Input records:
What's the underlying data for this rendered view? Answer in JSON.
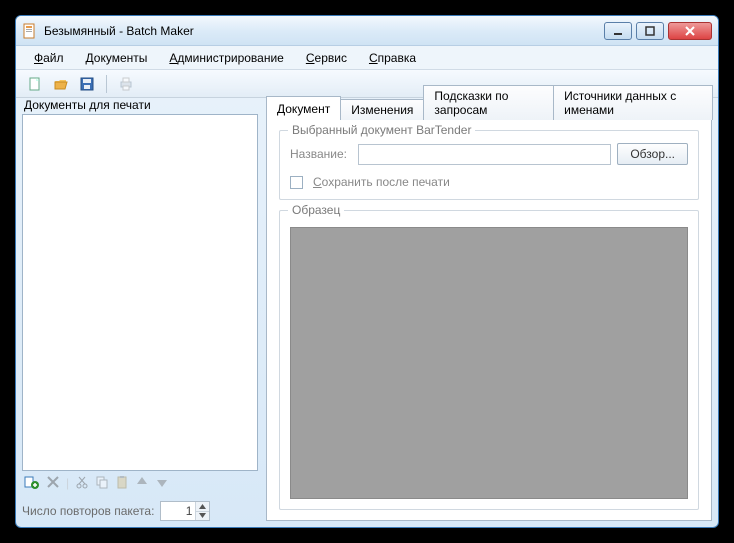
{
  "window": {
    "title": "Безымянный - Batch Maker"
  },
  "menubar": {
    "file": "Файл",
    "documents": "Документы",
    "admin": "Администрирование",
    "service": "Сервис",
    "help": "Справка"
  },
  "left": {
    "label": "Документы для печати",
    "repeat_label": "Число повторов пакета:",
    "repeat_value": "1"
  },
  "tabs": {
    "document": "Документ",
    "changes": "Изменения",
    "prompts": "Подсказки по запросам",
    "named_sources": "Источники данных с именами"
  },
  "doc_group": {
    "legend": "Выбранный документ BarTender",
    "name_label": "Название:",
    "name_value": "",
    "browse": "Обзор...",
    "save_after_print": "Сохранить после печати"
  },
  "preview": {
    "legend": "Образец"
  }
}
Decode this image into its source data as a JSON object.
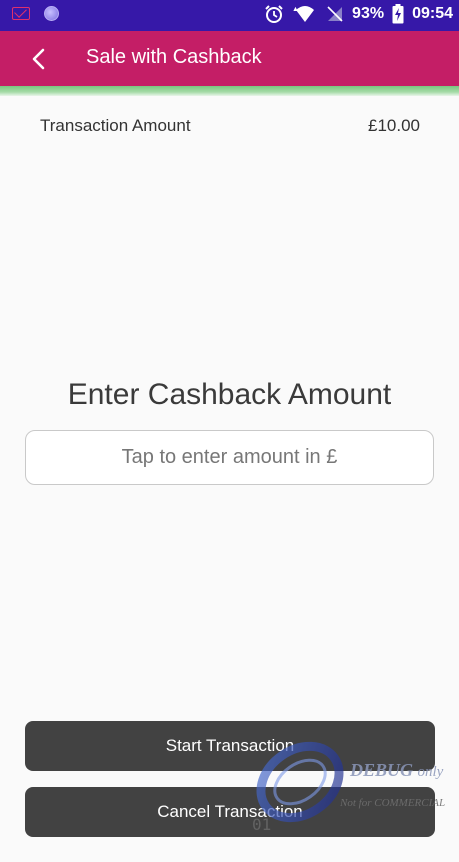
{
  "status_bar": {
    "battery_percent": "93%",
    "time": "09:54",
    "icons": [
      "mail-icon",
      "globe-icon",
      "alarm-icon",
      "wifi-icon",
      "no-signal-icon",
      "battery-charging-icon"
    ]
  },
  "app_bar": {
    "title": "Sale with Cashback",
    "back_icon": "chevron-left-icon",
    "color": "#c41e66"
  },
  "transaction": {
    "label": "Transaction Amount",
    "value": "£10.00"
  },
  "cashback": {
    "title": "Enter Cashback Amount",
    "placeholder": "Tap to enter amount in £",
    "value": ""
  },
  "buttons": {
    "start_label": "Start Transaction",
    "cancel_label": "Cancel Transaction"
  },
  "watermark": {
    "line1": "DEBUG",
    "line1_suffix": "only",
    "line2": "Not for COMMERCIAL",
    "mark": "01"
  }
}
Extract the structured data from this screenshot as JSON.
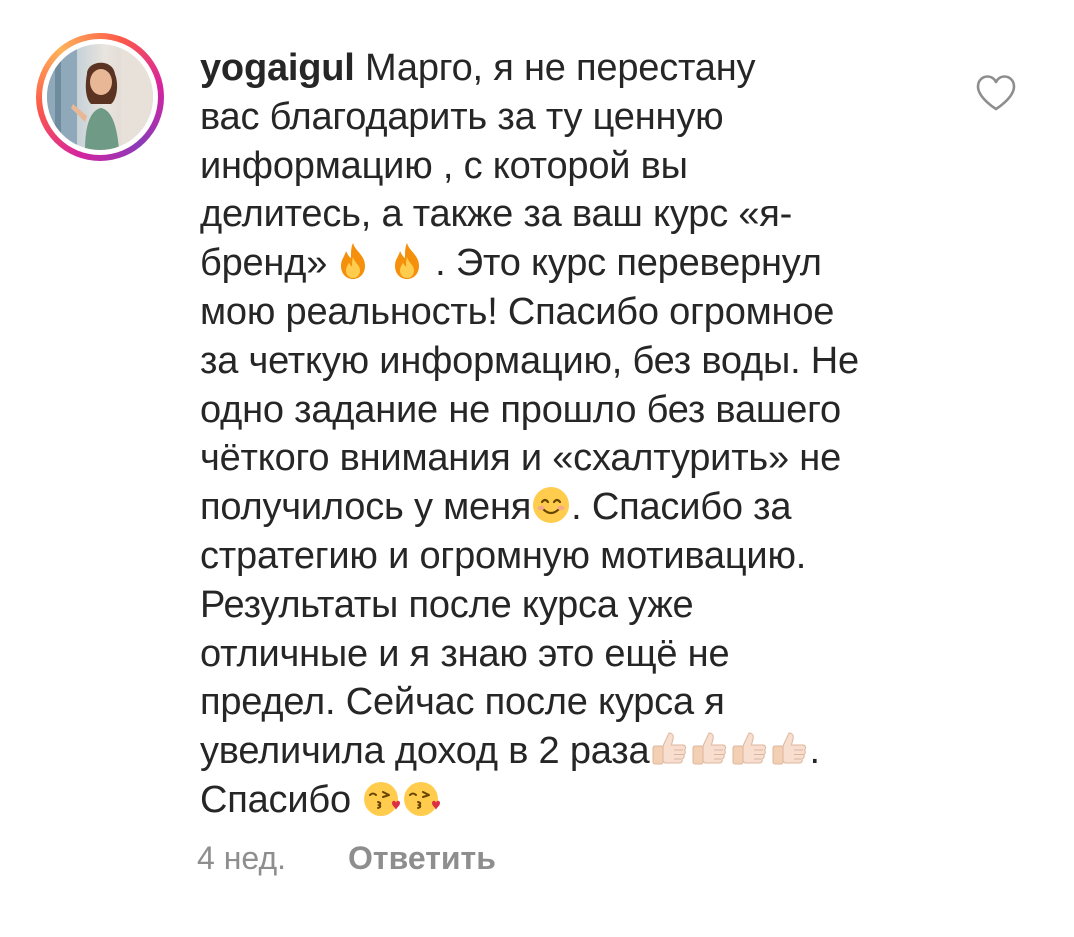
{
  "comment": {
    "username": "yogaigul",
    "lines": [
      "Марго, я не перестану",
      "вас благодарить за ту ценную",
      "информацию , с которой вы",
      "делитесь, а также за ваш курс «я-",
      "бренд»",
      ". Это курс перевернул",
      "мою реальность! Спасибо огромное",
      "за четкую информацию, без воды. Не",
      "одно задание не прошло без вашего",
      "чёткого внимания и «схалтурить» не",
      "получилось у меня",
      ". Спасибо за",
      "стратегию и огромную мотивацию.",
      "Результаты после курса уже",
      "отличные и я знаю это ещё не",
      "предел. Сейчас после курса я",
      "увеличила доход в 2 раза",
      ".",
      "Спасибо"
    ],
    "emojis": {
      "fire": "fire-emoji",
      "smile": "smiling-face-emoji",
      "thumbs": "thumbs-up-emoji",
      "kiss": "face-blowing-kiss-emoji"
    },
    "like_icon": "heart-outline-icon",
    "time": "4 нед.",
    "reply_label": "Ответить",
    "colors": {
      "text": "#262626",
      "meta": "#8e8e8e",
      "story_ring": [
        "#fdb35a",
        "#fd5949",
        "#d6249f"
      ]
    }
  }
}
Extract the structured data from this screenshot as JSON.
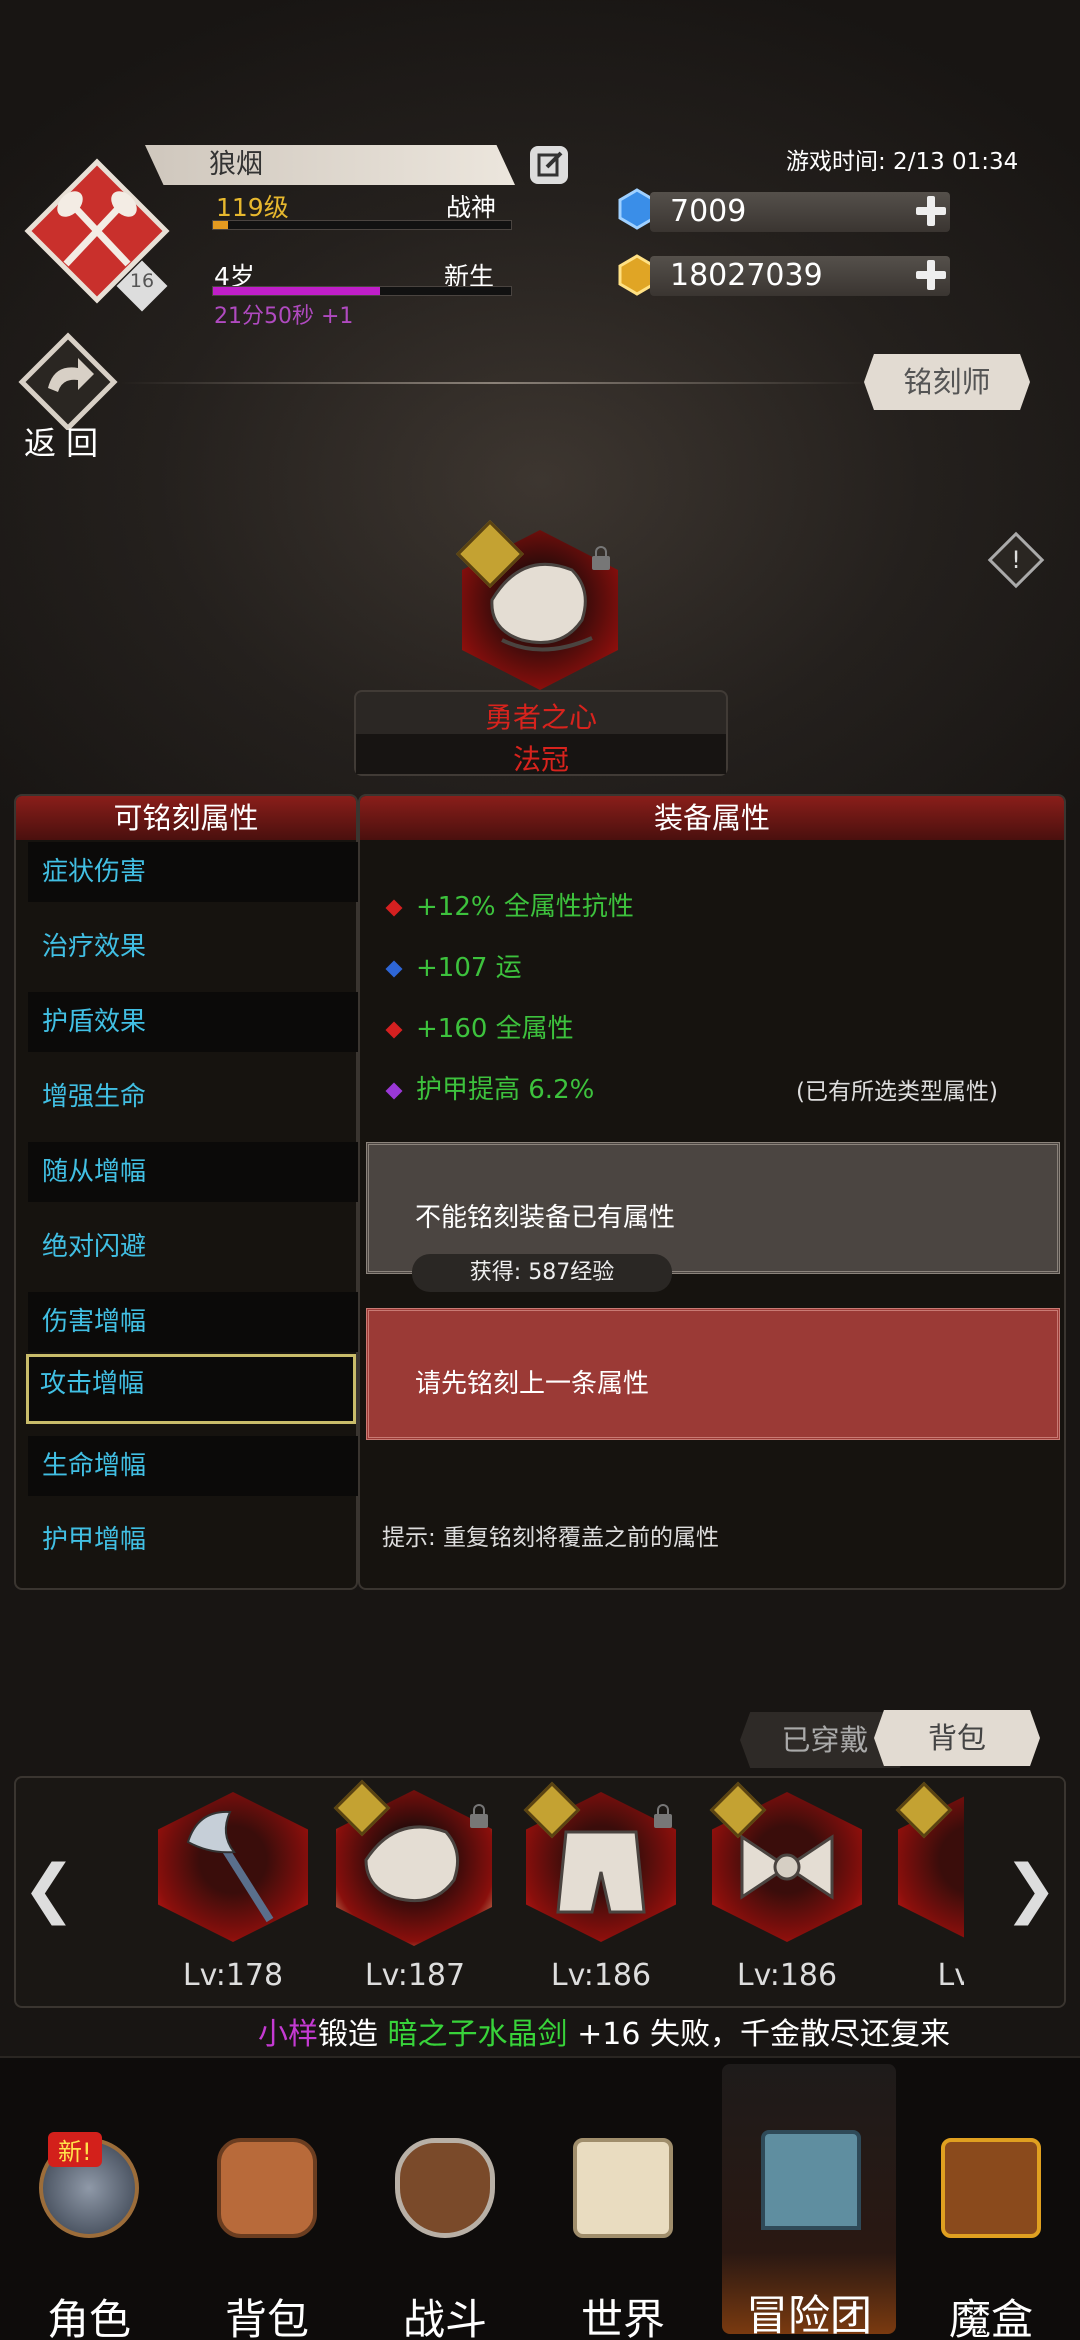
{
  "player": {
    "name": "狼烟",
    "level_text": "119级",
    "title": "战神",
    "age_text": "4岁",
    "stage": "新生",
    "timer_text": "21分50秒 +1",
    "rank": "16"
  },
  "game_time": "游戏时间: 2/13 01:34",
  "currency": {
    "gems": "7009",
    "gold": "18027039"
  },
  "back_label": "返 回",
  "npc_label": "铭刻师",
  "item": {
    "name": "勇者之心",
    "type": "法冠"
  },
  "left_panel": {
    "title": "可铭刻属性",
    "items": [
      "症状伤害",
      "治疗效果",
      "护盾效果",
      "增强生命",
      "随从增幅",
      "绝对闪避",
      "伤害增幅",
      "攻击增幅",
      "生命增幅",
      "护甲增幅"
    ]
  },
  "right_panel": {
    "title": "装备属性",
    "attrs": [
      "+12% 全属性抗性",
      "+107 运",
      "+160 全属性",
      "护甲提高 6.2%"
    ],
    "attr_note": "(已有所选类型属性)",
    "box1_text": "不能铭刻装备已有属性",
    "exp_text": "获得: 587经验",
    "box2_text": "请先铭刻上一条属性",
    "hint": "提示:  重复铭刻将覆盖之前的属性"
  },
  "tabs": {
    "worn": "已穿戴",
    "bag": "背包"
  },
  "equip_list": [
    "Lv:178",
    "Lv:187",
    "Lv:186",
    "Lv:186",
    "Lv:"
  ],
  "ticker": {
    "user": "小样",
    "verb": "锻造",
    "item": "暗之子水晶剑",
    "rest": "+16 失败，千金散尽还复来"
  },
  "nav": {
    "new_badge": "新!",
    "items": [
      "角色",
      "背包",
      "战斗",
      "世界",
      "冒险团",
      "魔盒"
    ]
  },
  "colors": {
    "accent_red": "#8a1e1a",
    "cyan": "#41bfe3",
    "green": "#3dc23d",
    "red_text": "#d8231d"
  }
}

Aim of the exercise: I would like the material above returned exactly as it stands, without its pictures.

Your solution:
What's the underlying data for this rendered view? Answer in JSON.
{
  "window": {
    "title": "Безымянный - Batch Maker"
  },
  "menubar": {
    "file": "Файл",
    "documents": "Документы",
    "admin": "Администрирование",
    "service": "Сервис",
    "help": "Справка"
  },
  "left": {
    "label": "Документы для печати",
    "repeat_label": "Число повторов пакета:",
    "repeat_value": "1"
  },
  "tabs": {
    "document": "Документ",
    "changes": "Изменения",
    "prompts": "Подсказки по запросам",
    "named_sources": "Источники данных с именами"
  },
  "doc_group": {
    "legend": "Выбранный документ BarTender",
    "name_label": "Название:",
    "name_value": "",
    "browse": "Обзор...",
    "save_after_print": "Сохранить после печати"
  },
  "preview": {
    "legend": "Образец"
  }
}
Decode this image into its source data as a JSON object.
{
  "status_bar": {
    "battery_percent": "93%",
    "time": "09:54",
    "icons": [
      "mail-icon",
      "globe-icon",
      "alarm-icon",
      "wifi-icon",
      "no-signal-icon",
      "battery-charging-icon"
    ]
  },
  "app_bar": {
    "title": "Sale with Cashback",
    "back_icon": "chevron-left-icon",
    "color": "#c41e66"
  },
  "transaction": {
    "label": "Transaction Amount",
    "value": "£10.00"
  },
  "cashback": {
    "title": "Enter Cashback Amount",
    "placeholder": "Tap to enter amount in £",
    "value": ""
  },
  "buttons": {
    "start_label": "Start Transaction",
    "cancel_label": "Cancel Transaction"
  },
  "watermark": {
    "line1": "DEBUG",
    "line1_suffix": "only",
    "line2": "Not for COMMERCIAL",
    "mark": "01"
  }
}
Extract the structured data from this screenshot as JSON.
{
  "comment": {
    "username": "yogaigul",
    "lines": [
      "Марго, я не перестану",
      "вас благодарить за ту ценную",
      "информацию , с которой вы",
      "делитесь, а также за ваш курс «я-",
      "бренд»",
      ". Это курс перевернул",
      "мою реальность! Спасибо огромное",
      "за четкую информацию, без воды. Не",
      "одно задание не прошло без вашего",
      "чёткого внимания и «схалтурить» не",
      "получилось у меня",
      ". Спасибо за",
      "стратегию и огромную мотивацию.",
      "Результаты после курса уже",
      "отличные и я знаю это ещё не",
      "предел. Сейчас после курса я",
      "увеличила доход в 2 раза",
      ".",
      "Спасибо"
    ],
    "emojis": {
      "fire": "fire-emoji",
      "smile": "smiling-face-emoji",
      "thumbs": "thumbs-up-emoji",
      "kiss": "face-blowing-kiss-emoji"
    },
    "like_icon": "heart-outline-icon",
    "time": "4 нед.",
    "reply_label": "Ответить",
    "colors": {
      "text": "#262626",
      "meta": "#8e8e8e",
      "story_ring": [
        "#fdb35a",
        "#fd5949",
        "#d6249f"
      ]
    }
  }
}
Extract the structured data from this screenshot as JSON.
{
  "player": {
    "name": "狼烟",
    "level_text": "119级",
    "title": "战神",
    "age_text": "4岁",
    "stage": "新生",
    "timer_text": "21分50秒 +1",
    "rank": "16"
  },
  "game_time": "游戏时间: 2/13 01:34",
  "currency": {
    "gems": "7009",
    "gold": "18027039"
  },
  "back_label": "返 回",
  "npc_label": "铭刻师",
  "item": {
    "name": "勇者之心",
    "type": "法冠"
  },
  "left_panel": {
    "title": "可铭刻属性",
    "items": [
      "症状伤害",
      "治疗效果",
      "护盾效果",
      "增强生命",
      "随从增幅",
      "绝对闪避",
      "伤害增幅",
      "攻击增幅",
      "生命增幅",
      "护甲增幅"
    ]
  },
  "right_panel": {
    "title": "装备属性",
    "attrs": [
      "+12% 全属性抗性",
      "+107 运",
      "+160 全属性",
      "护甲提高 6.2%"
    ],
    "attr_note": "(已有所选类型属性)",
    "box1_text": "不能铭刻装备已有属性",
    "exp_text": "获得: 587经验",
    "box2_text": "请先铭刻上一条属性",
    "hint": "提示:  重复铭刻将覆盖之前的属性"
  },
  "tabs": {
    "worn": "已穿戴",
    "bag": "背包"
  },
  "equip_list": [
    "Lv:178",
    "Lv:187",
    "Lv:186",
    "Lv:186",
    "Lv:"
  ],
  "ticker": {
    "user": "小样",
    "verb": "锻造",
    "item": "暗之子水晶剑",
    "rest": "+16 失败，千金散尽还复来"
  },
  "nav": {
    "new_badge": "新!",
    "items": [
      "角色",
      "背包",
      "战斗",
      "世界",
      "冒险团",
      "魔盒"
    ]
  },
  "colors": {
    "accent_red": "#8a1e1a",
    "cyan": "#41bfe3",
    "green": "#3dc23d",
    "red_text": "#d8231d"
  }
}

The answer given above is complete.